2021-02-15The start of the semester was like that of any other except last semester I managed to secure an internship for the summer of 2020. Nursing school was already a difficult major to be in and I really didn’t think that it could get more difficult than that of junior year. I truly didn’t know what was to come. I will never forget being at clinical and hearing everyone mention the start of the virus. COVID-19 was on the backburner when it came to the most interesting topics of January 2020, but it would soon prove to be the most prominent in the upcoming months.

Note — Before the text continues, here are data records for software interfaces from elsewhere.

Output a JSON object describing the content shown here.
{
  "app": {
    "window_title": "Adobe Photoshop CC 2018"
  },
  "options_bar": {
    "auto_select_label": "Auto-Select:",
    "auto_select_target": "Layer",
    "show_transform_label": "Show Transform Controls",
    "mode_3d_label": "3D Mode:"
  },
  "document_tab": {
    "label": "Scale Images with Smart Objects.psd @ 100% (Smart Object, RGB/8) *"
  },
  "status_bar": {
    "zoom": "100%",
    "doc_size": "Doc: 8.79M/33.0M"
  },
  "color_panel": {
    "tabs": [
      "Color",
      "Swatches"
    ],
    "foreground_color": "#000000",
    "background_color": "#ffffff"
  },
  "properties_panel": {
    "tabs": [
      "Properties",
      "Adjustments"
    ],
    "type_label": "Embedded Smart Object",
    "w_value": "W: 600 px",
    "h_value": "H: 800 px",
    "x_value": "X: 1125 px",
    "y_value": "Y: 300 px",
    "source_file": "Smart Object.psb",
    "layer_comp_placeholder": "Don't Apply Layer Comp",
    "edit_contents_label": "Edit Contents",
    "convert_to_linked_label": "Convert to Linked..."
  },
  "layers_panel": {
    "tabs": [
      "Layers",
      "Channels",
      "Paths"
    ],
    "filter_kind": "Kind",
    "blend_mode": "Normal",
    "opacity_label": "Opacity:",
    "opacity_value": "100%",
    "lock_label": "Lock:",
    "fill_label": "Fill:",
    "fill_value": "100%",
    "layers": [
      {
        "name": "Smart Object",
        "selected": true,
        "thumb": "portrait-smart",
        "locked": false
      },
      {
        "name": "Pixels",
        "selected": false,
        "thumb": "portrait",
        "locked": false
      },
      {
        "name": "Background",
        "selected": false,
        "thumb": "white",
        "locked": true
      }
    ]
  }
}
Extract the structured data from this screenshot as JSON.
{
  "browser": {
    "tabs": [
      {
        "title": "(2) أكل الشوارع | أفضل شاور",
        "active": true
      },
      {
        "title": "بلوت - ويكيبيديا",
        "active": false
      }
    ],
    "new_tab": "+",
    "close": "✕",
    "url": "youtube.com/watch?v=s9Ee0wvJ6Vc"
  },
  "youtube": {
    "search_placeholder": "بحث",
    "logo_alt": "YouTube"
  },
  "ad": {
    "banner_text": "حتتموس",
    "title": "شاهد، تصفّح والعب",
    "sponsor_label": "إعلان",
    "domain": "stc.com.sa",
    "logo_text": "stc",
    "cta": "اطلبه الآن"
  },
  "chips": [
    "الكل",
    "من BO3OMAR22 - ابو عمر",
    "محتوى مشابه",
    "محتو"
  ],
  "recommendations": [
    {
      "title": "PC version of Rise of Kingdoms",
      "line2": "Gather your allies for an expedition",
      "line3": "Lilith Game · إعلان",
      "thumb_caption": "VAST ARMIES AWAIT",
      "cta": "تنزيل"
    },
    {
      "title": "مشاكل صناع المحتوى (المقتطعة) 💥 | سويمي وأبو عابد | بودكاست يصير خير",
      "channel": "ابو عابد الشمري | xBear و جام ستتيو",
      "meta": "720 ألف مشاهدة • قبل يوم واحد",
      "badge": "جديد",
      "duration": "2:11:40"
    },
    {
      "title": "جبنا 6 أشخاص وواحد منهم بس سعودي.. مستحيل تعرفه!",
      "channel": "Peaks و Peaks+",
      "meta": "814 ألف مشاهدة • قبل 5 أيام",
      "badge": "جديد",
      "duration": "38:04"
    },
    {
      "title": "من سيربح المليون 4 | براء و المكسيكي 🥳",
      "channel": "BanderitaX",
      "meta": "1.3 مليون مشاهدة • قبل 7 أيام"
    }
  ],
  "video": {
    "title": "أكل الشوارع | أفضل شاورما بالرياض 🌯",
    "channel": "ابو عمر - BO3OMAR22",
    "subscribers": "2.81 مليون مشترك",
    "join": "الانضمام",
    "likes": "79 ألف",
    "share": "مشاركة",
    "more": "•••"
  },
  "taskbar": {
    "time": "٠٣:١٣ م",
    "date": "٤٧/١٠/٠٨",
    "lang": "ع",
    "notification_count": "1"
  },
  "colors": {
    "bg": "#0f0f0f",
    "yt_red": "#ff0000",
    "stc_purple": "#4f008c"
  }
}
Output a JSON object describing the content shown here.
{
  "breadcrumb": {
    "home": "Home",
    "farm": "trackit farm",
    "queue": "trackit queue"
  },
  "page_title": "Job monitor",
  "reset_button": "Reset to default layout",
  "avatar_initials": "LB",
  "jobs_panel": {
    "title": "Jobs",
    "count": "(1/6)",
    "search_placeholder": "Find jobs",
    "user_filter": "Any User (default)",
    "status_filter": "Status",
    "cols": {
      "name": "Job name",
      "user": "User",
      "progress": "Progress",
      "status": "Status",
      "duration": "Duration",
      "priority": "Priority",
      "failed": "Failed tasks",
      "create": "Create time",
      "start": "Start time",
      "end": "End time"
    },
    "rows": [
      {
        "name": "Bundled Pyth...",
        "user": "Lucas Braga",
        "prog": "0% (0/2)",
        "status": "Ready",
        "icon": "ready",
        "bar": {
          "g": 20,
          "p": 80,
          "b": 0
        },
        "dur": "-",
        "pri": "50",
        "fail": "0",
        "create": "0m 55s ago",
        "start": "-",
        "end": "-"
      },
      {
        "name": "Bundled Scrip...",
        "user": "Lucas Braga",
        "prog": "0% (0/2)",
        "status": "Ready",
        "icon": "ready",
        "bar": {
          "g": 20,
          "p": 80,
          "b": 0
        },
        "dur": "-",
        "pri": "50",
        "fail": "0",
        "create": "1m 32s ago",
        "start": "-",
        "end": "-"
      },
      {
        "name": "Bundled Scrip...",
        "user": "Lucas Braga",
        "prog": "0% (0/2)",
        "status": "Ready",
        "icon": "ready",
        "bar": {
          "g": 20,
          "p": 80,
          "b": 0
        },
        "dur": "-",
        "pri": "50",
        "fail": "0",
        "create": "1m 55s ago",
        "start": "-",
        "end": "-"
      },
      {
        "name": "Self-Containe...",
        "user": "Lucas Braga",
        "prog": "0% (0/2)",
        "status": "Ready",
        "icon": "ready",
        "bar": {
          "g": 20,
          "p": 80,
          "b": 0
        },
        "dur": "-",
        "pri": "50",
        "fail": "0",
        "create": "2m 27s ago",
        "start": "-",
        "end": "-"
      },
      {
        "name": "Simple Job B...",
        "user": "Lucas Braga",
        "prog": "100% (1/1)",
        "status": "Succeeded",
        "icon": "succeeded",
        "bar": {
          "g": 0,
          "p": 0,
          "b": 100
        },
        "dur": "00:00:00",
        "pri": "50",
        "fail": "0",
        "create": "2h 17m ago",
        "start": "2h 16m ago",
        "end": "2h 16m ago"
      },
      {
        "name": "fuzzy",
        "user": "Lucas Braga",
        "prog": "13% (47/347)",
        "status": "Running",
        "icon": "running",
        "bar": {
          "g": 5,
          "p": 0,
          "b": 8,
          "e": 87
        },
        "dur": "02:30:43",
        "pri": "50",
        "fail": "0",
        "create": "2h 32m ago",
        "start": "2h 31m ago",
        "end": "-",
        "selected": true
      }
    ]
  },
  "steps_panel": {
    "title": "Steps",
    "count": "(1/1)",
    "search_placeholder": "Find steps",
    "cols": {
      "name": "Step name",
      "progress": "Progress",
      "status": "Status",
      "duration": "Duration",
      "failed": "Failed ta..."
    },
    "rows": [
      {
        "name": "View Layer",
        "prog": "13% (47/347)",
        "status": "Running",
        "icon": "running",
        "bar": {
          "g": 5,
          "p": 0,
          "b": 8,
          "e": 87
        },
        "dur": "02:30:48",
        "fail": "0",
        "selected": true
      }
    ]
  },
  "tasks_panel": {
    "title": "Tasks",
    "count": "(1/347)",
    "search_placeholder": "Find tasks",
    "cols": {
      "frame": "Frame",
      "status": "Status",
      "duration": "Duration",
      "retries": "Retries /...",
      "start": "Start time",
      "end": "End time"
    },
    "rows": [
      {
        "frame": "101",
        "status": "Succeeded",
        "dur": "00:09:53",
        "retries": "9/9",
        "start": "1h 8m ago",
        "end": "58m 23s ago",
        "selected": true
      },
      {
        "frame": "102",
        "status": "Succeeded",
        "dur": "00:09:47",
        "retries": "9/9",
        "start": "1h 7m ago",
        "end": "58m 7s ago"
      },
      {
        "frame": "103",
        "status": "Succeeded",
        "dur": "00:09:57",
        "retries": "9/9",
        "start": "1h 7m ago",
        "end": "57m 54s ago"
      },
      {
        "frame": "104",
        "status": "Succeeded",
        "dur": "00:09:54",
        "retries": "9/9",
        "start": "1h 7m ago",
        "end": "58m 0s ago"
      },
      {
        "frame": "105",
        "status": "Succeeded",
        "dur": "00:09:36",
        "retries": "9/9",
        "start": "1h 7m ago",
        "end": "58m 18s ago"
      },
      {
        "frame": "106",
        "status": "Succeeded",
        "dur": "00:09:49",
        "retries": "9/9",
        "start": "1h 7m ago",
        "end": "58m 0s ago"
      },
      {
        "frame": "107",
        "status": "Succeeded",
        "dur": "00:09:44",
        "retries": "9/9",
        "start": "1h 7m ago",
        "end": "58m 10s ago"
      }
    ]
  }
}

I distinctly remember shadowing a nurse in the ICU one day and hearing the nurses discuss what was going to happen. “It doesn’t seem like it is coming here but trust me it is and when it does, we will need all the healthcare workers we can get.” This was a statement from one of the nurses that I will never forget hearing. At the time I didn’t fully believe the things that I were being rumored and didn’t think that we would ever be where we are today. As February and March arrived, COVID came to be part of everyone’s lives. Turning on the news, checking your timelines, and most day to day conversation held the topic of corona virus. Before we knew it, our lives changed completely. Our clinicals and classes were held remotely, you couldn’t leave your house without a mask, and we weren’t sure if we were going to be able to attend our internships. One thing that worried a lot of us was working while the virus cases began to spike. I knew that I would continue working as I was if not more than usual. Over the course of my internship I watched as COVID began to impact all the healthcare workers I was surrounded by. Safety precautions in the hospital setting were changing and at first, a lot of people were afraid to come in for their illnesses for fear of encountering a positive COVID patient. As time went on people became less and less afraid to come seek help at hospitals. With a large influx of patients coming in I could see nurses, aides, and doctors among others all begin to take the toll of the virus. This wasn’t necessarily due to exposure but more so that our exhaustion kicked in. Health care providers were and still are working countless hours to help in high census situations. The most frustrating aspect of quarantine has been watching people be noncompliant with mask requirements and stay at home orders. I wake up for work everyday and risk the wellbeing of everyone in my home including myself to help take care of those who need it. As the media has portrayed us as frontline workers, it felt slightly misleading while some of the public wasn’t contributing to lessen the blow of the ongoing problem. I started my internship to gain experience for my career. I didn’t know that I would grow accustomed to death and grief as fast as I have in the past year. COVID has shown me what it means to work hard and what struggles I can encounter in my career before I have even graduated and hold my diploma in hand. I currently work on the same unit I held my internship on as it has been converted into a COVID care unit. I go into work and experience exposure situations day by day but wouldn’t change my career for anything. The corona virus has taught me so much about what it means to be a nurse and take on healthcare as a career. In a few months as I graduate I will be prepared to take on whatever challenges it may have.